A quitclaim deed is a legal document that allows a grantor to transfer real property to a grantee. However, when transferring the property, the grantor does not make any warranties or promises about the property. Essentially, the grantor is conveying whatever interest he has in the property to you even if there is debt on it.
A quitclaim deed must:
- Be in writing
- Describe the property in question
- List the grantor and grantee’s names
Revoking a quitclaim deed is extremely difficult. In order for a grantor to contest a quitclaim deed, it must be shown that the deed was signed under fraud, duress or false pretenses. In other words, it must be shown that the grantor did not sign over his property voluntary and that he did not intend to convey the property.
The local government tends to use quitclaim deeds when they are selling foreclosed property. Also, persons transferring property to their living trusts use quitclaim deeds. Lastly, some may use such to escape liability from mortgage payments they own with a spouse.
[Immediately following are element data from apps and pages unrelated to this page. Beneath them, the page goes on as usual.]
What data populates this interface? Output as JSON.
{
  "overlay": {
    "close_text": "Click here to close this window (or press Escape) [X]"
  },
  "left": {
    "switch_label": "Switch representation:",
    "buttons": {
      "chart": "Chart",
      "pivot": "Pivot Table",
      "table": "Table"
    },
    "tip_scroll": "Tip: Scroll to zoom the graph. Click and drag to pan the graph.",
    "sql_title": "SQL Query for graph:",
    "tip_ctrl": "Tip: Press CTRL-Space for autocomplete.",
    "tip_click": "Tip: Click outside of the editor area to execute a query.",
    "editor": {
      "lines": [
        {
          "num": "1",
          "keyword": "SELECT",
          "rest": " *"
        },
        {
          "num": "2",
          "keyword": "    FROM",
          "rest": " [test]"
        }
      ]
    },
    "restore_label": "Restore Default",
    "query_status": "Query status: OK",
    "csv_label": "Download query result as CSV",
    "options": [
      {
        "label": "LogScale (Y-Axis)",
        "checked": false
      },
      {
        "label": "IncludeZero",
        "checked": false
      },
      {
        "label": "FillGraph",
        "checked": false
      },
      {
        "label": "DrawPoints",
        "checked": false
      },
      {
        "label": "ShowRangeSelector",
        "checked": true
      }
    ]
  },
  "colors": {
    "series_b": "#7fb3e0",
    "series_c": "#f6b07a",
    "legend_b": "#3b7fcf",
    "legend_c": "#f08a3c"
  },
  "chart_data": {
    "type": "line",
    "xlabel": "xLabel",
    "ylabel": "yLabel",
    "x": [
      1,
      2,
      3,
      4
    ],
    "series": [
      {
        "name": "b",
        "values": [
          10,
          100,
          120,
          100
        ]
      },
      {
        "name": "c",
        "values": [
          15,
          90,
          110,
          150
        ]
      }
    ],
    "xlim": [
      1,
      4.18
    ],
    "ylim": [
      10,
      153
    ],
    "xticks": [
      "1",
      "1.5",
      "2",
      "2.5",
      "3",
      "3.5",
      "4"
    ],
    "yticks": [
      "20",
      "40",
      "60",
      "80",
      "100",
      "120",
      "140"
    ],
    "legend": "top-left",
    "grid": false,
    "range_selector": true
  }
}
If you want to use a quitclaim deed for a property transfer, please contact an experienced real estate lawyer to determine whether it is appropriate. If not, then the lawyer can suggest another type of deed.